While the program was created by President Bush, it was all but gutted under President Trump. People that embarked in fields and careers on the promise of federal student loans forgiveness were denied the very forgiveness they were promised. Often by inconsistent rulings or minor technical issues.
It appears the Department of Education announcement today, below, is attempting to fix the government abuses in not honoring the promise for forgiveness that people believed in.
While it will take the actual implementation to judge the effectiveness of these announced changes, they are headed in the correct direction.
I am especially encouraged by the reconsideration of previously denied claims and the automatic forgiveness for military and federal employees using data already accessible without an application.
The time-limited waiver process should be examined by all federal student loan debtors pursuing forgiveness under PSLF.
Under the new rules, any prior payment made will count as a qualifying payment, regardless of loan type, repayment plan, or whether the payment was made in full or on time. All you need is qualifying employment.
Bottom line – If you attempting to go for a PSLF elimination of your loans and you were told you did not qualify for any reason, this is the time to act. If you have payments that were not recognized or employment that was not previously certified, use the online tool here to get everything sorted out.
Department of Education New Promises for PSLF
Today, the U.S. Department of Education announced an overhaul of the Public Service Loan Forgiveness (PSLF) Program that it will implement over the next year to make the program live up to its promise.

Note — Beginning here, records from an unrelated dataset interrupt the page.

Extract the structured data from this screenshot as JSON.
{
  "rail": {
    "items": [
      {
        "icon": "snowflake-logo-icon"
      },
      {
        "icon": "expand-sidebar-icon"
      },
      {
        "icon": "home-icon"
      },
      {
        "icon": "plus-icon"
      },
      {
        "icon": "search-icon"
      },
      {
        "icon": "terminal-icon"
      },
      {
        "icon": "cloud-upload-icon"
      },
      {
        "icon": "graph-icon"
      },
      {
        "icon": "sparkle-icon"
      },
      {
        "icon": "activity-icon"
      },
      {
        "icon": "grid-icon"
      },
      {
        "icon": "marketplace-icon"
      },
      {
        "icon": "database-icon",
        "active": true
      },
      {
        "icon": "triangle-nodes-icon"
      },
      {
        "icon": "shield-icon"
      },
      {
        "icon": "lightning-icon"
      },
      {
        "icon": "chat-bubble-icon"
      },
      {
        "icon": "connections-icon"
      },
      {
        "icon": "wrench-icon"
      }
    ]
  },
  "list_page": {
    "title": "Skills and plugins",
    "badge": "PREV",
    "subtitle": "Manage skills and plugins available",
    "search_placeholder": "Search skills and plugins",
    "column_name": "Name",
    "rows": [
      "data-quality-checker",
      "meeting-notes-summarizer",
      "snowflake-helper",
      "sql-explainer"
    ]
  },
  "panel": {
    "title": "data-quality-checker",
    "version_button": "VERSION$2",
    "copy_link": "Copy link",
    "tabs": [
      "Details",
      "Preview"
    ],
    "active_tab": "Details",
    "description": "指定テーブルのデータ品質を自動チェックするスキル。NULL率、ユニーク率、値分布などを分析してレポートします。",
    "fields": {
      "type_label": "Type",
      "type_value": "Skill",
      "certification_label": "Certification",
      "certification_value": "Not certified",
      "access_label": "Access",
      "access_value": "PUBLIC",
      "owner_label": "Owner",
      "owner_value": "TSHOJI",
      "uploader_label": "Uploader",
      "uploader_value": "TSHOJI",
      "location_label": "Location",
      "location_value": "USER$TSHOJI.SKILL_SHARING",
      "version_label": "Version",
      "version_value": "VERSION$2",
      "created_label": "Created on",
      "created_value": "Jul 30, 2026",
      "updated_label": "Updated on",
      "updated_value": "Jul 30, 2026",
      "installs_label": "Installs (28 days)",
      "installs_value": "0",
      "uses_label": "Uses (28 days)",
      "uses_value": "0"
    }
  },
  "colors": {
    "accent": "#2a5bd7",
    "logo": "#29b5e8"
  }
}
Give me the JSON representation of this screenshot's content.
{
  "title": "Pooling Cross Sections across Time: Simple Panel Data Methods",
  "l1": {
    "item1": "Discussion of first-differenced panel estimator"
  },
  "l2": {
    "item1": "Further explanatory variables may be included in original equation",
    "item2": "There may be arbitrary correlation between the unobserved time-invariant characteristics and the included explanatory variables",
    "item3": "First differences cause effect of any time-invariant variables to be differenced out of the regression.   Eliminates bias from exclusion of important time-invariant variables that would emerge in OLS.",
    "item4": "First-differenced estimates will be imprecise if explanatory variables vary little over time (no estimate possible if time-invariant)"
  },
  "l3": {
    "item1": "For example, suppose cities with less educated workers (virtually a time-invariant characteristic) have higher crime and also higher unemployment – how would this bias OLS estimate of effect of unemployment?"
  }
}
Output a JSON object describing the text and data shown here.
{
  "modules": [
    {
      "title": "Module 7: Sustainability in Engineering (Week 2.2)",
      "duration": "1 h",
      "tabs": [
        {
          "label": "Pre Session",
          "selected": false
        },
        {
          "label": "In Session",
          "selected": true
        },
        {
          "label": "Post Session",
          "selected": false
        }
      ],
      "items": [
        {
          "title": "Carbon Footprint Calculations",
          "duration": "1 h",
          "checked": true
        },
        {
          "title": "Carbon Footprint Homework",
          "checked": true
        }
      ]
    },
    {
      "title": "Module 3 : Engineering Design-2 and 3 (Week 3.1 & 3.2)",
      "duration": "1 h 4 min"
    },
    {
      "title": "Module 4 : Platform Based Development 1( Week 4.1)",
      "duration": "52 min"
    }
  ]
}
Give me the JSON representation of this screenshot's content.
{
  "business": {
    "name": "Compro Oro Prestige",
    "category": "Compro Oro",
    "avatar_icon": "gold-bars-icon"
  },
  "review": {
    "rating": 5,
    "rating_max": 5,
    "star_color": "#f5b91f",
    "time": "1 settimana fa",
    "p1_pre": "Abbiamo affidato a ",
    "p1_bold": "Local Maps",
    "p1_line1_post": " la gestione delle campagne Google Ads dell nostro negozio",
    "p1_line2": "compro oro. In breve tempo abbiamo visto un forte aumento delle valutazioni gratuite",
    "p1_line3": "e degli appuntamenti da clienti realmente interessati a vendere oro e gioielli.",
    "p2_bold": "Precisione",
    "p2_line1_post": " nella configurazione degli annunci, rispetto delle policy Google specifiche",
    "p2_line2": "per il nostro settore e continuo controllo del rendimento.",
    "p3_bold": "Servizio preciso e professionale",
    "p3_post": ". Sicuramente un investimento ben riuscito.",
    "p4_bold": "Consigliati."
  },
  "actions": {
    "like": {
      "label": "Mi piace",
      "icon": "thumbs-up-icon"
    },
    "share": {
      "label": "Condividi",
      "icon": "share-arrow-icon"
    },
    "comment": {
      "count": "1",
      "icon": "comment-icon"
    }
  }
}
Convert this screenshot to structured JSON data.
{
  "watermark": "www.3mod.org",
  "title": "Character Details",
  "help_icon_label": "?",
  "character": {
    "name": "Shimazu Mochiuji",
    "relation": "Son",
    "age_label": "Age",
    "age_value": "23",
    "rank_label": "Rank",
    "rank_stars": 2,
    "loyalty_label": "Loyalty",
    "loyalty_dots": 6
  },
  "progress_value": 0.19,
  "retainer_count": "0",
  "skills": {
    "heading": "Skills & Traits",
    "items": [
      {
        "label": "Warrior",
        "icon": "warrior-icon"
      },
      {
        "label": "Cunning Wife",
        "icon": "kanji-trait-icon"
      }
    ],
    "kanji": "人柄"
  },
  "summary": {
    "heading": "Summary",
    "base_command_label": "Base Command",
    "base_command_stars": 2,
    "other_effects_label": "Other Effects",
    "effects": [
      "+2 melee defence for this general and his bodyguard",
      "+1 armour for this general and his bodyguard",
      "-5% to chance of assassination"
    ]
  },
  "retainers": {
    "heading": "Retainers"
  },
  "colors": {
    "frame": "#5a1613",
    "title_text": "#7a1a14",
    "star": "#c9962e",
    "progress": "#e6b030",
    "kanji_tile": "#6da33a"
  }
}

This policy will result in 22,000 borrowers who have consolidated loans—including previously ineligible loans—being immediately eligible for $1.74 billion in forgiveness without the need for further action on their part. Another 27,000 borrowers could potentially qualify for an additional $2.82 billion in forgiveness if they certify additional periods of employment. All told, the Department estimates that over 550,000 borrowers who have previously consolidated will see an increase in qualifying payments with the average borrower receiving another two years of progress toward forgiveness. Many more will also see progress as borrowers consolidate into the Direct Loan program and apply for PSLF, and as the Department rolls out other changes in the weeks and months ahead.
“Borrowers who devote a decade of their lives to public service should be able to rely on the promise of Public Service Loan Forgiveness. The system has not delivered on that promise to date, but that is about to change for many borrowers who have served their communities and their country,” said U.S. Secretary of Education Miguel Cardona. “Teachers, nurses, first responders, servicemembers, and so many public service workers have had our back especially amid the challenges of the pandemic. Today, the Biden Administration is showing that we have their backs, too.”
The changes announced today include:
A limited PSLF waiver that allows all payments by student borrowers to count toward PSLF, regardless of loan program or payment plan.
This waiver will allow student borrowers to count all payments made on loans from the Federal Family Education Loan (FFEL) Program or Perkins Loan Program. It will also waive restrictions on the type of repayment plan and the requirement that payments be made in the full amount and on-time for all borrowers. To receive these benefits, borrowers will have to submit a PSLF form by October 31, 2022, which is a single application used to certify employment and evaluate a borrower for forgiveness.
Borrowers who currently have FFEL, Perkins, or other non-Direct Loans, will get the benefit of this limited waiver if they apply to consolidate into the Direct Loan program and submit a PSLF form by October 31, 2022. The waiver applies to loans taken out by students.
Allowing active duty service members to count deferments and forbearances toward PSLF. This solves a problem for service members who have paused payments while on active duty but were not getting credit toward PSLF.
Automatically providing credit toward PSLF for military service members and federal employees using federal data matches.
The Department will implement data matches next year to give these borrowers credit toward PSLF without an application.
Reviewing denied PSLF applications for errors and giving borrowers the ability to have their PSLF determinations reconsidered.
These actions will help identify and address servicing errors or other issues that have prevented borrowers from getting the PSLF credit they deserve.
On Wednesday afternoon, Secretary Cardona and Under Secretary James Kvaal will meet with a group of public servants who stand to benefit from these changes, including a member of the Army National Guard, a math teacher, and an epidemiologist, among others.
These changes represent a significant step in the Department’s efforts to transform the PSLF Program. The Department is exploring additional steps, such as partnerships with employers, to continue to make this process easier for borrowers. Last week, the Department released materials for the first session of negotiated rulemaking, including proposals to make lasting changes to make it easier for borrowers to make progress toward PSLF.
Federal Student Aid will make more information available to borrowers at StudentAid.gov/PSLFWaiver. In the coming weeks and months, the Department will communicate directly with borrowers about these changes to PSLF to help borrowers understand how they may benefit and any actions they may need to take. Borrowers should ensure that they have accounts on StudentAid.gov and that their contact information there is up to date.
Including the borrowers eligible for immediate forgiveness under these actions, the Biden-Harris Administration has now approved more than $11.5 billion in loan cancellation for over 580,000 borrowers. – Source